Meet Yessie. She is already in the “time-out” punishment room on her second day at the Illinois Learning and Life Skills Center (ILLC) when the story begins. A tough, motherless sixteen-year-old, Yessie was raised to defend her Puerto Rican identity, and taught that three is the magic number.

“…and when three things happen to you that are so, so bad and you feel like the whole wide world is just throwing up on your new shoes,” she says,  “don’t worry. Your bad luck is about to change.”

But Yessie’s “number three” has delivered her to the ILLC. She is less of a commodity now, and simply a costly burden. As with the other 80 teen residents, Yessie is not only disabled, she is critically dependent upon houseparents and teachers whose personalities may be kind or twisted, whose desires may be innocent or dastardly. Like the inhabitants of any small kingdom, their fates are forever at the mercy of good kings and bad.

The author’s raw and gritty language realistically channels the voices of ILLC residents, staff members, a bus driver, even a recruiter. And while juggling the various characters was a challenge for me at first, I found Nussbaum’s technique dramatically effective. She skillfully crafts layer upon vivid layer to set the tone—Yessie’s best friend Cheri disappears without warning, Pierre’s obsession with food doesn’t compare to his need for Ricky’s protection—and as tension builds, the action drives you deeper and deeper  into yourself, until your heart wants to explode.

Susan Nussbaum is a playwright, novelist and longtime disability rights activist. Good Kings Bad Kings earned her the 2012 PEN/Bellwether Prize for Socially Engaged Fiction. As she puts it, “When I became a wheelchair-user in the late ’70s, all I knew about being disabled I learned from reading books and watching movies, and that scared the sh** out of me.” She subsequently became most interested in creating authentic disabled characters.

Like Yessie,  who doesn’t wait long to take destiny into her own hands.

Good Kings Bad Kings is not an easy read, but I urge you to take it on. As electrically charged as modern society, this book ignites disability awareness like nothing I’ve ever read.

Hearing Voices

January 2018 is rounding the corner to February.

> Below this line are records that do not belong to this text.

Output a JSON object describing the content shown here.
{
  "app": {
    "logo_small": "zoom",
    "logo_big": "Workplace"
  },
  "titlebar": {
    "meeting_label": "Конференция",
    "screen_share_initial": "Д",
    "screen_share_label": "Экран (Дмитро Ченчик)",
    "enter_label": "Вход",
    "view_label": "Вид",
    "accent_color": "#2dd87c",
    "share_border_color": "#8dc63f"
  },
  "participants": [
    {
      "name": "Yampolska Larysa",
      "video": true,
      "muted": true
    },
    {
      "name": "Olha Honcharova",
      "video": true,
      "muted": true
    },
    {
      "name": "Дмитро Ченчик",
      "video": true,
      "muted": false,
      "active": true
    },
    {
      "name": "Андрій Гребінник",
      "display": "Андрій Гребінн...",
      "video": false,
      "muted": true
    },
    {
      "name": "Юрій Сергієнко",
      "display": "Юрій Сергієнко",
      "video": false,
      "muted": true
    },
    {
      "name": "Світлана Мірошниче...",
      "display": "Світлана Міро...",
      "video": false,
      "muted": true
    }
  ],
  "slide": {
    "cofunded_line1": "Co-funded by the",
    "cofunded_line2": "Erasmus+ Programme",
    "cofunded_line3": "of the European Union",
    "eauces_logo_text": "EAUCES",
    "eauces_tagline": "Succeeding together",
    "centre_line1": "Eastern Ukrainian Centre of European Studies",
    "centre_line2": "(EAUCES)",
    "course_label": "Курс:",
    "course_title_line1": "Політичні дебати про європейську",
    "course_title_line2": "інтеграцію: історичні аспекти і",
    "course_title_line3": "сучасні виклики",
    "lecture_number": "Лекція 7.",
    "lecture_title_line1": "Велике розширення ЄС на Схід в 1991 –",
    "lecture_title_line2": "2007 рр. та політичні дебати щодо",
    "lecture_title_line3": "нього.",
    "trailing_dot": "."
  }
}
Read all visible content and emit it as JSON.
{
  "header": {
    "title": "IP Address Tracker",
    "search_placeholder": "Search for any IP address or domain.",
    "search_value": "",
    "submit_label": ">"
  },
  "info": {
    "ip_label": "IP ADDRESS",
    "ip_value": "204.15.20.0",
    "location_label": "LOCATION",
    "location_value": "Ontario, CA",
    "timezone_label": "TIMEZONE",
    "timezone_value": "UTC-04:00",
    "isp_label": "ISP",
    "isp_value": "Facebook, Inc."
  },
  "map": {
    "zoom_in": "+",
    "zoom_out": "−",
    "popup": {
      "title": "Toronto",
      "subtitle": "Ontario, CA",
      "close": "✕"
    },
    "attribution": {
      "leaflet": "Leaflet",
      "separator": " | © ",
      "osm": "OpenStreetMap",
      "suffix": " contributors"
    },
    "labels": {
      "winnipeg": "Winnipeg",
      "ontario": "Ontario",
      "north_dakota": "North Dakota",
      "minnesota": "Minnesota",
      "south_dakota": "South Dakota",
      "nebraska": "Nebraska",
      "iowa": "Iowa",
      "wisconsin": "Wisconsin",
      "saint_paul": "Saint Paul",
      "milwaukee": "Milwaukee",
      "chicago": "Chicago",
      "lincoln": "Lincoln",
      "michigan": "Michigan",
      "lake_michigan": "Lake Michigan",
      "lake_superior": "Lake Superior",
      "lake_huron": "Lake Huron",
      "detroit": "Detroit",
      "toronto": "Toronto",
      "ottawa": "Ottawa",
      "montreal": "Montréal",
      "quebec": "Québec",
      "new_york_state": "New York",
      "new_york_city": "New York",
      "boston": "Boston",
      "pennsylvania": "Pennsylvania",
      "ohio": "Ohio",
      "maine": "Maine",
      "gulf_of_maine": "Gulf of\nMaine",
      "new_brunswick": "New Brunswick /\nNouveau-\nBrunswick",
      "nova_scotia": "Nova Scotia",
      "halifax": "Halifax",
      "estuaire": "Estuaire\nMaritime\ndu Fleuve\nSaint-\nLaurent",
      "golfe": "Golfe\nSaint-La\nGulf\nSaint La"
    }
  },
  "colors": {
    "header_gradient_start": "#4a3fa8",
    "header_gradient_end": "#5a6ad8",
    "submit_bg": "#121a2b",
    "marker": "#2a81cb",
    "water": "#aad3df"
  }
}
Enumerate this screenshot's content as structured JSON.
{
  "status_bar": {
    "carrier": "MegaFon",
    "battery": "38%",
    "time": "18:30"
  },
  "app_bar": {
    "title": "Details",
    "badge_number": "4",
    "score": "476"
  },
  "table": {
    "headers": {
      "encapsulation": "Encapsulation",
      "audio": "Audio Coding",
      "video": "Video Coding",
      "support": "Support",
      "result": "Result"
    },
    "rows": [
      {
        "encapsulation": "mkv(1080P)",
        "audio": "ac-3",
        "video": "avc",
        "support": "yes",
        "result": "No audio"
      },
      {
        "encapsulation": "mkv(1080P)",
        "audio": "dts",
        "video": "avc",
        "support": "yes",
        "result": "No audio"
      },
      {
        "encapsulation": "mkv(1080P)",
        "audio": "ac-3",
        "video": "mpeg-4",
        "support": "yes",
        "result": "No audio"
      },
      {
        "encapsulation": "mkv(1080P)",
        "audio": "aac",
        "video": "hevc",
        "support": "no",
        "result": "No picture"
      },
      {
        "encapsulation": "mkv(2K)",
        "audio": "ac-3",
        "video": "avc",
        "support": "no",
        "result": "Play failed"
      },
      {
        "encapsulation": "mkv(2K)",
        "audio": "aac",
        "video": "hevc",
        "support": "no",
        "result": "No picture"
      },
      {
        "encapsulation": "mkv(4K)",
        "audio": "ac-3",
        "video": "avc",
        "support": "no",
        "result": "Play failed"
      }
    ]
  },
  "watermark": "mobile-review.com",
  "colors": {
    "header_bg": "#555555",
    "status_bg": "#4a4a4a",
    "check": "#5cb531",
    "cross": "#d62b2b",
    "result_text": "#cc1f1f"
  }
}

So I’m grabbing one more chance to honor Louis Braille’s birthday (January 4) with a repeat post.



Sitting in my office across the hall from the Braille production room…

And all I can say is “Please, please, grant me a bit of silence!”

Because it is true–the Braille embosser is an amazing device. It somehow, almost magically, converts a computerized word document into an actual Brailled document in my hands.

But it is SO VERY NOISY! The rowdy, rapid-fire punching as the cylinders move across and down the paper make conversation—and sometimes even thought– nearly impossible.

So I turn to my faithful computer, outfitted as it is with speech so that I may access the world of print locally and globally.

And, what do you know? It is so chatty!

And here’s my IPOD, not to mention old friends like the Franklin talking dictionary, and the BrailleLite notetaker—they are wonders of human ingenuity, indeed.

But do they have to be constantly yammering at me?

Oh, sure, I can’t read the words on the screen…but good grief, I hear so many voices throughout muy day!



I will accept with humble gratitude the gift of Braille text you offer me.

My fingers will dance with delight over these textured curves and sways, these graceful ups and downs

As images and ideas tumble and swirl into and out of existence.

And I will slow my breath,

unclench my eyebrows,

unfurl my white flag in peace.

For your rumble is no longer growling in my ears,

But like thunderclap on Mt. Sinai—

Whose word is liberation.